▸ Assignment
I need the records below retyped exactly.

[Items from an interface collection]
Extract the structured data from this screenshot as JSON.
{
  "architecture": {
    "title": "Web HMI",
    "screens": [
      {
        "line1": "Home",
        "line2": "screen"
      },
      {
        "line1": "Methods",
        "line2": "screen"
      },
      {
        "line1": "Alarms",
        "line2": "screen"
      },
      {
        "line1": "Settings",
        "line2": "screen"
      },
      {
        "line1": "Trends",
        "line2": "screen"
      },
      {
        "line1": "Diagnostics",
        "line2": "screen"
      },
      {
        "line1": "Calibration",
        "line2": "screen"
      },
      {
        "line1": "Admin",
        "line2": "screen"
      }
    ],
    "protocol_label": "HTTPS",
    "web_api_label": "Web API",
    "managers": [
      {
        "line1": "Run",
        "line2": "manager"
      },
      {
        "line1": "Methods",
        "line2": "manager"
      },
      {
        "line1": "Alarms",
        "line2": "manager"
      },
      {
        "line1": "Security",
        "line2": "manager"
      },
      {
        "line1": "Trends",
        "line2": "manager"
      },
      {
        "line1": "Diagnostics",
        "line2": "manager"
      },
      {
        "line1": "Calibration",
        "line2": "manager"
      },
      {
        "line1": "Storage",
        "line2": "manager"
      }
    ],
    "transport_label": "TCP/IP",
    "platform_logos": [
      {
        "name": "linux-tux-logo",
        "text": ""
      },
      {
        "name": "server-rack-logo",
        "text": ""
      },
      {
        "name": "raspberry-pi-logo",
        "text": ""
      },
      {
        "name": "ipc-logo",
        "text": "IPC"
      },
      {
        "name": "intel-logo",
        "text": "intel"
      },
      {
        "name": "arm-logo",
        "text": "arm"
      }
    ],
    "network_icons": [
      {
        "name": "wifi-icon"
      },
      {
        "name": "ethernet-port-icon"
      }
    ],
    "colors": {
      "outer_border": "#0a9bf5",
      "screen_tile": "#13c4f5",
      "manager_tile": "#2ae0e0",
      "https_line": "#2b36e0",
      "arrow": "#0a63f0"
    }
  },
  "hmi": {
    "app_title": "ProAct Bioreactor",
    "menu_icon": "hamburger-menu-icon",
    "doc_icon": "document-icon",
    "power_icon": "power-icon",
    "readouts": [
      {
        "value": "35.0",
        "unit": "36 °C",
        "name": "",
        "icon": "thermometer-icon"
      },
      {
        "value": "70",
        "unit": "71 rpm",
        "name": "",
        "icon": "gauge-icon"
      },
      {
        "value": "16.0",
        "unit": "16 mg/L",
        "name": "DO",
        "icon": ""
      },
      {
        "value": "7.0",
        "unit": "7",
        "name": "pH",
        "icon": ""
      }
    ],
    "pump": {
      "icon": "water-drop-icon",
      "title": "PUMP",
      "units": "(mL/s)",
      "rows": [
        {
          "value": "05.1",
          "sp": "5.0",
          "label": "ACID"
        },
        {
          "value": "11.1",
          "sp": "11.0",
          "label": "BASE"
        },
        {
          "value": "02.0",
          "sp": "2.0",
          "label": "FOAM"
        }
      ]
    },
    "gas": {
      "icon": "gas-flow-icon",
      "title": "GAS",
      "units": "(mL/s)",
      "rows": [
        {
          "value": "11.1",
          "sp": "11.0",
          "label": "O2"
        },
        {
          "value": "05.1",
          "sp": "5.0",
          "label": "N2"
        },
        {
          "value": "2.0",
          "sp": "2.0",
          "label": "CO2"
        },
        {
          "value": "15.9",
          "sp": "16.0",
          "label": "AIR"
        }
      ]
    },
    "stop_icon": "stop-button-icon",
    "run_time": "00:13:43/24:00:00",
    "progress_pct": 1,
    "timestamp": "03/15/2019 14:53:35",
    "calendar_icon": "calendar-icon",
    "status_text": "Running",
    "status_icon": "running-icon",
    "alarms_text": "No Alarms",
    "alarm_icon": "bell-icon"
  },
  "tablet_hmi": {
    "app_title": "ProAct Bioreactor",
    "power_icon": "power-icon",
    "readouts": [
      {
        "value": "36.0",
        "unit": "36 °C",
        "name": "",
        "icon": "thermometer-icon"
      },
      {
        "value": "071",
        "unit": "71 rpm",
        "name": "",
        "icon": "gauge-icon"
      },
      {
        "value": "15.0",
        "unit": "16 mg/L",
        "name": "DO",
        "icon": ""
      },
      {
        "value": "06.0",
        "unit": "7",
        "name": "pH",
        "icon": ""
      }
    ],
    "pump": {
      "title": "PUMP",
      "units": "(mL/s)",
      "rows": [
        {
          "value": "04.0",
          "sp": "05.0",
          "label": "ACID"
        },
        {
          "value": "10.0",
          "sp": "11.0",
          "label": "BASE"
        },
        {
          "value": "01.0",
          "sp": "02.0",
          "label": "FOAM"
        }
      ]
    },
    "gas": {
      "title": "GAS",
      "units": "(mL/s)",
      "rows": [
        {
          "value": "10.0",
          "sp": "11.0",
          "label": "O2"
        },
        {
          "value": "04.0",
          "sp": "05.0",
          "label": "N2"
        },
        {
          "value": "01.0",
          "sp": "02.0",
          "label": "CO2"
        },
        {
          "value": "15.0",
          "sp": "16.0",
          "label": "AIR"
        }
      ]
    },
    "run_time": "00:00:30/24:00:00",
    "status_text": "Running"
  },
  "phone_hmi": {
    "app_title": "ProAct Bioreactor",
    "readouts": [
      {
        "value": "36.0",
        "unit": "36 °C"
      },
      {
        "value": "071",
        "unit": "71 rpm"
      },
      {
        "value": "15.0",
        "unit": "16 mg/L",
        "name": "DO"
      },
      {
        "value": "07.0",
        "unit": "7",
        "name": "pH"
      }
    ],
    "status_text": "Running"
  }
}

▸ Answer to this exercise
Extract the structured data from this screenshot as JSON.
{
  "architecture": {
    "title": "Web HMI",
    "screens": [
      {
        "line1": "Home",
        "line2": "screen"
      },
      {
        "line1": "Methods",
        "line2": "screen"
      },
      {
        "line1": "Alarms",
        "line2": "screen"
      },
      {
        "line1": "Settings",
        "line2": "screen"
      },
      {
        "line1": "Trends",
        "line2": "screen"
      },
      {
        "line1": "Diagnostics",
        "line2": "screen"
      },
      {
        "line1": "Calibration",
        "line2": "screen"
      },
      {
        "line1": "Admin",
        "line2": "screen"
      }
    ],
    "protocol_label": "HTTPS",
    "web_api_label": "Web API",
    "managers": [
      {
        "line1": "Run",
        "line2": "manager"
      },
      {
        "line1": "Methods",
        "line2": "manager"
      },
      {
        "line1": "Alarms",
        "line2": "manager"
      },
      {
        "line1": "Security",
        "line2": "manager"
      },
      {
        "line1": "Trends",
        "line2": "manager"
      },
      {
        "line1": "Diagnostics",
        "line2": "manager"
      },
      {
        "line1": "Calibration",
        "line2": "manager"
      },
      {
        "line1": "Storage",
        "line2": "manager"
      }
    ],
    "transport_label": "TCP/IP",
    "platform_logos": [
      {
        "name": "linux-tux-logo",
        "text": ""
      },
      {
        "name": "server-rack-logo",
        "text": ""
      },
      {
        "name": "raspberry-pi-logo",
        "text": ""
      },
      {
        "name": "ipc-logo",
        "text": "IPC"
      },
      {
        "name": "intel-logo",
        "text": "intel"
      },
      {
        "name": "arm-logo",
        "text": "arm"
      }
    ],
    "network_icons": [
      {
        "name": "wifi-icon"
      },
      {
        "name": "ethernet-port-icon"
      }
    ],
    "colors": {
      "outer_border": "#0a9bf5",
      "screen_tile": "#13c4f5",
      "manager_tile": "#2ae0e0",
      "https_line": "#2b36e0",
      "arrow": "#0a63f0"
    }
  },
  "hmi": {
    "app_title": "ProAct Bioreactor",
    "menu_icon": "hamburger-menu-icon",
    "doc_icon": "document-icon",
    "power_icon": "power-icon",
    "readouts": [
      {
        "value": "35.0",
        "unit": "36 °C",
        "name": "",
        "icon": "thermometer-icon"
      },
      {
        "value": "70",
        "unit": "71 rpm",
        "name": "",
        "icon": "gauge-icon"
      },
      {
        "value": "16.0",
        "unit": "16 mg/L",
        "name": "DO",
        "icon": ""
      },
      {
        "value": "7.0",
        "unit": "7",
        "name": "pH",
        "icon": ""
      }
    ],
    "pump": {
      "icon": "water-drop-icon",
      "title": "PUMP",
      "units": "(mL/s)",
      "rows": [
        {
          "value": "05.1",
          "sp": "5.0",
          "label": "ACID"
        },
        {
          "value": "11.1",
          "sp": "11.0",
          "label": "BASE"
        },
        {
          "value": "02.0",
          "sp": "2.0",
          "label": "FOAM"
        }
      ]
    },
    "gas": {
      "icon": "gas-flow-icon",
      "title": "GAS",
      "units": "(mL/s)",
      "rows": [
        {
          "value": "11.1",
          "sp": "11.0",
          "label": "O2"
        },
        {
          "value": "05.1",
          "sp": "5.0",
          "label": "N2"
        },
        {
          "value": "2.0",
          "sp": "2.0",
          "label": "CO2"
        },
        {
          "value": "15.9",
          "sp": "16.0",
          "label": "AIR"
        }
      ]
    },
    "stop_icon": "stop-button-icon",
    "run_time": "00:13:43/24:00:00",
    "progress_pct": 1,
    "timestamp": "03/15/2019 14:53:35",
    "calendar_icon": "calendar-icon",
    "status_text": "Running",
    "status_icon": "running-icon",
    "alarms_text": "No Alarms",
    "alarm_icon": "bell-icon"
  },
  "tablet_hmi": {
    "app_title": "ProAct Bioreactor",
    "power_icon": "power-icon",
    "readouts": [
      {
        "value": "36.0",
        "unit": "36 °C",
        "name": "",
        "icon": "thermometer-icon"
      },
      {
        "value": "071",
        "unit": "71 rpm",
        "name": "",
        "icon": "gauge-icon"
      },
      {
        "value": "15.0",
        "unit": "16 mg/L",
        "name": "DO",
        "icon": ""
      },
      {
        "value": "06.0",
        "unit": "7",
        "name": "pH",
        "icon": ""
      }
    ],
    "pump": {
      "title": "PUMP",
      "units": "(mL/s)",
      "rows": [
        {
          "value": "04.0",
          "sp": "05.0",
          "label": "ACID"
        },
        {
          "value": "10.0",
          "sp": "11.0",
          "label": "BASE"
        },
        {
          "value": "01.0",
          "sp": "02.0",
          "label": "FOAM"
        }
      ]
    },
    "gas": {
      "title": "GAS",
      "units": "(mL/s)",
      "rows": [
        {
          "value": "10.0",
          "sp": "11.0",
          "label": "O2"
        },
        {
          "value": "04.0",
          "sp": "05.0",
          "label": "N2"
        },
        {
          "value": "01.0",
          "sp": "02.0",
          "label": "CO2"
        },
        {
          "value": "15.0",
          "sp": "16.0",
          "label": "AIR"
        }
      ]
    },
    "run_time": "00:00:30/24:00:00",
    "status_text": "Running"
  },
  "phone_hmi": {
    "app_title": "ProAct Bioreactor",
    "readouts": [
      {
        "value": "36.0",
        "unit": "36 °C"
      },
      {
        "value": "071",
        "unit": "71 rpm"
      },
      {
        "value": "15.0",
        "unit": "16 mg/L",
        "name": "DO"
      },
      {
        "value": "07.0",
        "unit": "7",
        "name": "pH"
      }
    ],
    "status_text": "Running"
  }
}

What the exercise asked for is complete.